Through kneading, even slightly too wet dough will become smooth and elastic and will blossom beautifully for you!  Remember too that humidity will affect how much flour you need, so rely on your eyes and not the recipe...this holds true for all bread recipes, of course!*******
  


After you have added the flour that you think is appropriate, let the machine complete the first  cycle of kneading. This should result in the smooth, elastic but soft ball referred to above. When the machine stops at the end of the first kneading cycle, turn it off.

Set your timer for 20 minutes, it will double in bulk during this short time.

Prepare your oven by setting a pan or tray of water on the lower shelf.  I use a battered 9 by 13 pan I don't use for anything else.  DON'T TURN ON THE OVEN!

When your timer goes off, haul out the dough, punch it down and divide in two.  You have your choice of forms here:  I have used this dough for boules (round loaves), b√Ętards, ( kind of a longer loaf, but short and stubby and cigar-shaped ) and even for 10 yummy hamburger buns.

Form 2 boules or 2 longer loaves and place on the sheet on parchment paper or a baking mat.  Don't fuss about the shape, it is dough that is easy to from and seal - put the seam side down if you roll it.  For the boules, use a razor to make 2 crossed deep slashes to allow the dough to expand.  For the loaves, do 4 parallel slashes diagonally along the loaf.


 
 
            IMG_1344    IMG_1758   IMG_1759
                How the slashes look after baking….


You don't have to allow rising time or oven preheating time, which is what makes this loaf so FAST.  Put the sheet with the 2 loaves in the COLD oven (on top of your tray of water) and turn the oven to 400 degrees F  (I use 380, because my oven runs very hot, but Mr. Clayton says 400... you can reduce it after 20 minutes or so if it seems too hot and the top is scorching!)

Check it after 20 minutes.  At this point I usually reduce the temperature to 350 and continue the baking for another 20 or so minutes.  You are aiming for well-browned, golden and glorious tops and bottoms.  If the bottoms aren't browned, take the loaves off the baking sheet and put them directly on the oven shelves for the last 5-10 minutes.


 
               IMG_1755                 IMG_1349

Cool on a rack.....eat.....so good....

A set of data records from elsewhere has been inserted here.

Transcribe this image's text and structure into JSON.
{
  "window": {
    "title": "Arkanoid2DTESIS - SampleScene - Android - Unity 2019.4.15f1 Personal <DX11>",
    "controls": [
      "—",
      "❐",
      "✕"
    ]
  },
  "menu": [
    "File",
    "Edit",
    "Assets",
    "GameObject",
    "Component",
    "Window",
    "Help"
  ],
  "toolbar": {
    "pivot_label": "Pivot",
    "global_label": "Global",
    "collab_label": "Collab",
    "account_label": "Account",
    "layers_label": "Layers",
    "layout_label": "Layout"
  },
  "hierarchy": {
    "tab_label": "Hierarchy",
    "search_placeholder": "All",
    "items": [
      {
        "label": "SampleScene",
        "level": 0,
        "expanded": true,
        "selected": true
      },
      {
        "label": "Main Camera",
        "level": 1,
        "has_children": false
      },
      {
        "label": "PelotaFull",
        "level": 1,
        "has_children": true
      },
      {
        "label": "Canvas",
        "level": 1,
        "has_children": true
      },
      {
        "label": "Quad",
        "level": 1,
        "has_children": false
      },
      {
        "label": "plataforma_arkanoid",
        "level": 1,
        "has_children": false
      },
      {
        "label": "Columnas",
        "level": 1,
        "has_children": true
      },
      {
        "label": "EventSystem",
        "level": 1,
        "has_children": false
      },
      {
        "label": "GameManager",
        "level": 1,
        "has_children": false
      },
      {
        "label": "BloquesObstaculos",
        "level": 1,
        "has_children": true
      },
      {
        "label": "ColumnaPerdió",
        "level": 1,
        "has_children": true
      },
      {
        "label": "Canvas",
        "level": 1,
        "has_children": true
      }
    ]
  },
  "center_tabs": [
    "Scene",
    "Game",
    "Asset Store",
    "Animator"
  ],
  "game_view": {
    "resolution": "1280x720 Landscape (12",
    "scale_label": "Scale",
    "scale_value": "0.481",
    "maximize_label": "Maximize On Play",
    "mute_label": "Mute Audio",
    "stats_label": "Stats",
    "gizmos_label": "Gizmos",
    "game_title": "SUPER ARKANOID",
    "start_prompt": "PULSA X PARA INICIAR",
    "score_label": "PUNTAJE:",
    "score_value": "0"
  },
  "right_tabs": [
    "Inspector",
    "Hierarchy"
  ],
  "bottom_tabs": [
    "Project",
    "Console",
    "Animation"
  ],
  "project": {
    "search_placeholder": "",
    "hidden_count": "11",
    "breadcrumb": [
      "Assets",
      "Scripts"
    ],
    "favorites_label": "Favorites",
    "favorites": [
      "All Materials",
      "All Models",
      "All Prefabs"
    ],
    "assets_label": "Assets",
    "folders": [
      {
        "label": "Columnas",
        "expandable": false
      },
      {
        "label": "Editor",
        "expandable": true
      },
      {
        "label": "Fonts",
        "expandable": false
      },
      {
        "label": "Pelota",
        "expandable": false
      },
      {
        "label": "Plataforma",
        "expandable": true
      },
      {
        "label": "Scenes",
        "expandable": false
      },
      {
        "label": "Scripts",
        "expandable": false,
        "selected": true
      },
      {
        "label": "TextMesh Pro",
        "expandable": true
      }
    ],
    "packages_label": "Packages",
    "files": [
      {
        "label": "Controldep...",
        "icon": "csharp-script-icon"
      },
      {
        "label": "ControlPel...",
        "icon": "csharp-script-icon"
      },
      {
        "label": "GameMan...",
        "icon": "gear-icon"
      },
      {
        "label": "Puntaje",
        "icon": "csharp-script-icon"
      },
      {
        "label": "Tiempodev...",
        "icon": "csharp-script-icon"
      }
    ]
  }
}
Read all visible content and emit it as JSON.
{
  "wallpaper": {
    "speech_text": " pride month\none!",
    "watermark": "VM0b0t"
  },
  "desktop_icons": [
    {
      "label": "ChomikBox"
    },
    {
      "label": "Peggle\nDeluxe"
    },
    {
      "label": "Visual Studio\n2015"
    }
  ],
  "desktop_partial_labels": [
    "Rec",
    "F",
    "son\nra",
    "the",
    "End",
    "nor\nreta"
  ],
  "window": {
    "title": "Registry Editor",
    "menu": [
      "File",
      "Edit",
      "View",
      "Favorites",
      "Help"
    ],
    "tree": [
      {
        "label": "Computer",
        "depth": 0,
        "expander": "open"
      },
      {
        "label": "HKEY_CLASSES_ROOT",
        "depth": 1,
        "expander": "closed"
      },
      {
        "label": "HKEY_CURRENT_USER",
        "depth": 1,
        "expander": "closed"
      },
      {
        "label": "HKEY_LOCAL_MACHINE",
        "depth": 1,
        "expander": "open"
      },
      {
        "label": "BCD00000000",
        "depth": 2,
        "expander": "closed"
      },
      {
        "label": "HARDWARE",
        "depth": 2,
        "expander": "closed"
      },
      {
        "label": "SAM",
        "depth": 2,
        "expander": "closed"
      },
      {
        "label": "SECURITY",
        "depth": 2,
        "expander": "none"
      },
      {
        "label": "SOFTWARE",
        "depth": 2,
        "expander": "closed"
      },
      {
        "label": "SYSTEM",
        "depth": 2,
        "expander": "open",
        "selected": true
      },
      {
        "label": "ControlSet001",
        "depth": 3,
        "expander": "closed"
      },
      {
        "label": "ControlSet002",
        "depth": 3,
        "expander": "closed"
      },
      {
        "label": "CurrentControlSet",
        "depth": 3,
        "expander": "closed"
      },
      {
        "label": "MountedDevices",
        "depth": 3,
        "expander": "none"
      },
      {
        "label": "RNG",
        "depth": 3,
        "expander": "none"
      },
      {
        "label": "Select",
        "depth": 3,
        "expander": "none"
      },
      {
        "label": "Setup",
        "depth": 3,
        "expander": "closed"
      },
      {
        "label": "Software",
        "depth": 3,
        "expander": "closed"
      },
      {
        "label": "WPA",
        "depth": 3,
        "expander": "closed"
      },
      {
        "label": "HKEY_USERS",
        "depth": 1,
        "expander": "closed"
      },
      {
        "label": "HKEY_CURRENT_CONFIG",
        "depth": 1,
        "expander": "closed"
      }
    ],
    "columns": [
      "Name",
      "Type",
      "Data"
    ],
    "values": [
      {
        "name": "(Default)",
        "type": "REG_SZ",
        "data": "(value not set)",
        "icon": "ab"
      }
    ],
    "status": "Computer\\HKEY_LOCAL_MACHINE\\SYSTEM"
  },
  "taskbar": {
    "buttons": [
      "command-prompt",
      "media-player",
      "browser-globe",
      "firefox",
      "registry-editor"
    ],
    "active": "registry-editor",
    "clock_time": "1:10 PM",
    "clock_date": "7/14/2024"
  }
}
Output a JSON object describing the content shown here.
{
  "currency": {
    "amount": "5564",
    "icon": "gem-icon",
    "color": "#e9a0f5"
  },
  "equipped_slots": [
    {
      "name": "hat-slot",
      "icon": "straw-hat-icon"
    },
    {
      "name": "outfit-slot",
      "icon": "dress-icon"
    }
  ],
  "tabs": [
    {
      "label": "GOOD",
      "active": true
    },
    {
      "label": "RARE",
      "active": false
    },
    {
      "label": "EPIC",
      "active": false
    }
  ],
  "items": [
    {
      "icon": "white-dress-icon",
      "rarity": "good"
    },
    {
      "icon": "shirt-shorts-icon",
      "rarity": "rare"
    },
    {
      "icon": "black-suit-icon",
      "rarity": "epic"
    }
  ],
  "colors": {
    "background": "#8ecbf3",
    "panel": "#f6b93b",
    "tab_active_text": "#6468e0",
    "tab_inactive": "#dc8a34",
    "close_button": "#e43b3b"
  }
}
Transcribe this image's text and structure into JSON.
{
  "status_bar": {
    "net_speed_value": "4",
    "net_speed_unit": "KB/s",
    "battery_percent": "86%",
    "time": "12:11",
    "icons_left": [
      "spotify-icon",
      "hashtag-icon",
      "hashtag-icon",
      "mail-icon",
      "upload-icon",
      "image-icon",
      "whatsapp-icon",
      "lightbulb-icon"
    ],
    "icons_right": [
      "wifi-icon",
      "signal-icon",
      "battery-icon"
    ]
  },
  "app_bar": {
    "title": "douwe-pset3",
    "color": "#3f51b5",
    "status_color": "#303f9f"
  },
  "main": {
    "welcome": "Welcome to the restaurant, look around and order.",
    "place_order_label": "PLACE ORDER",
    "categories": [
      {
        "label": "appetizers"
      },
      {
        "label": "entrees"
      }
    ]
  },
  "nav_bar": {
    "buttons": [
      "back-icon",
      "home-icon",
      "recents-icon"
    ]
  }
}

The above is my everyday loaf....if I have time and I have pre-planned correctly, I make this:

http://www.youtube.com/watch?v=13Ah9ES2yTU

Known as No Knead Bread, it is fantastic, but doesn't always fit into your schedule  :)



I planned this blog post as a tribute to Bernard Clayton, but sadly, when I wrote it I discovered that he died in March of 2011 at the age of 94.  Still, I say thank you even though he is gone (and his questing bread spirit with him) and I wish I could write him a letter to tell him how much his bread recipes have meant to me (oh, yes - there are many more that are delicious in his books, and all have a fascinating heritage to relate....).  Had Bernard Clayton been buried as an Egyptian Pharaoh, you can guarantee that he would have had a roomful of loaves to accompany him into the afterlife!


Thank you, Mr. Clayton!